The project is part of a top-to-bottom sustainability transformation happening within the company – one that all started with styrofoam cups.
The diversified technology company’s stated mission is to “solve great challenges.” A few years ago, CEO Dan Rykhus decided to put reducing its environmental footprint on that list of challenges.
“When we consume less energy and resources, it allows us to have a positive impact on our community and on the future generations that will live here,” he said. “In addition to it being the right thing to do, it also makes good business sense.”
In 2011, Rykhus convened a green steering team made up of representatives of each of the company’s divisions.
“We just put our heads together as a bunch of people that were interested in the topic and the initiative,” said Jennifer Schmidtbauer, director of organizational development.
For their first project, they wanted something that would grab attention and get others thinking and talking about sustainability within the company. What better way to do that, they thought, than to get between people and their coffee?
The company ordered glasses and ceramic mugs, installed dishwashers in breakroom areas, and took away all the styrofoam cups they once threw away by the hundreds each day.
Employee suggestions then led the company to more low-hanging fruit. A change to electronic record keeping is saving an estimated 60,000 pages of paper per year.
In the company’s manufacturing plants, workers pointed out that they were throwing away a lot of scrap metal. Within weeks they set up a system to sell that material to a recycler, turning it into a new revenue stream.
Raven set a goal of pursuing LEED certification for any new building project. Its downtown headquarters is seeking LEED Gold status. Among the most visible features are the use of natural daylight and a green roof.
The headquarters is consuming 22 percent less electricity today than it did before the renovation.
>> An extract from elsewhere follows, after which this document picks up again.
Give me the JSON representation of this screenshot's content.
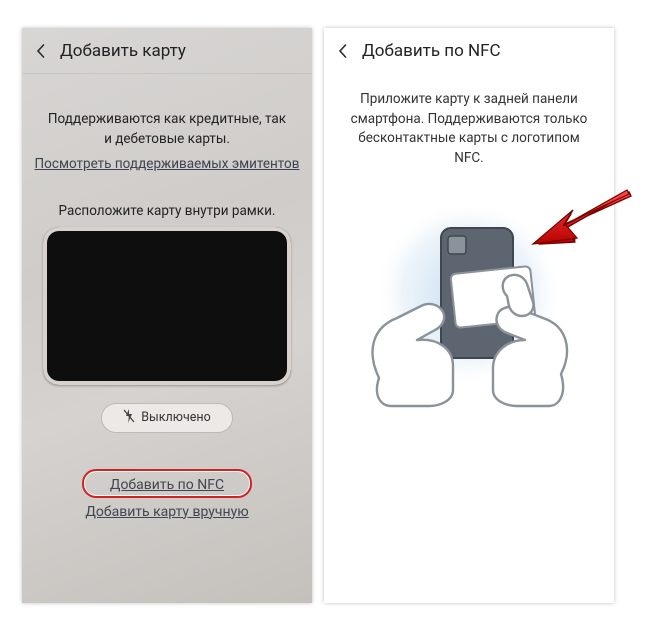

So far, it estimates that efficiency has prevented the release of 790 tons of carbon dioxide.
To learn more:
A free tool called the Energy Star Portfolio Manager (http://portfoliomanager.energystar.gov/), allows building owners and managers to calculate their property’s energy use and compare it to similar buildings using information from their utility bills.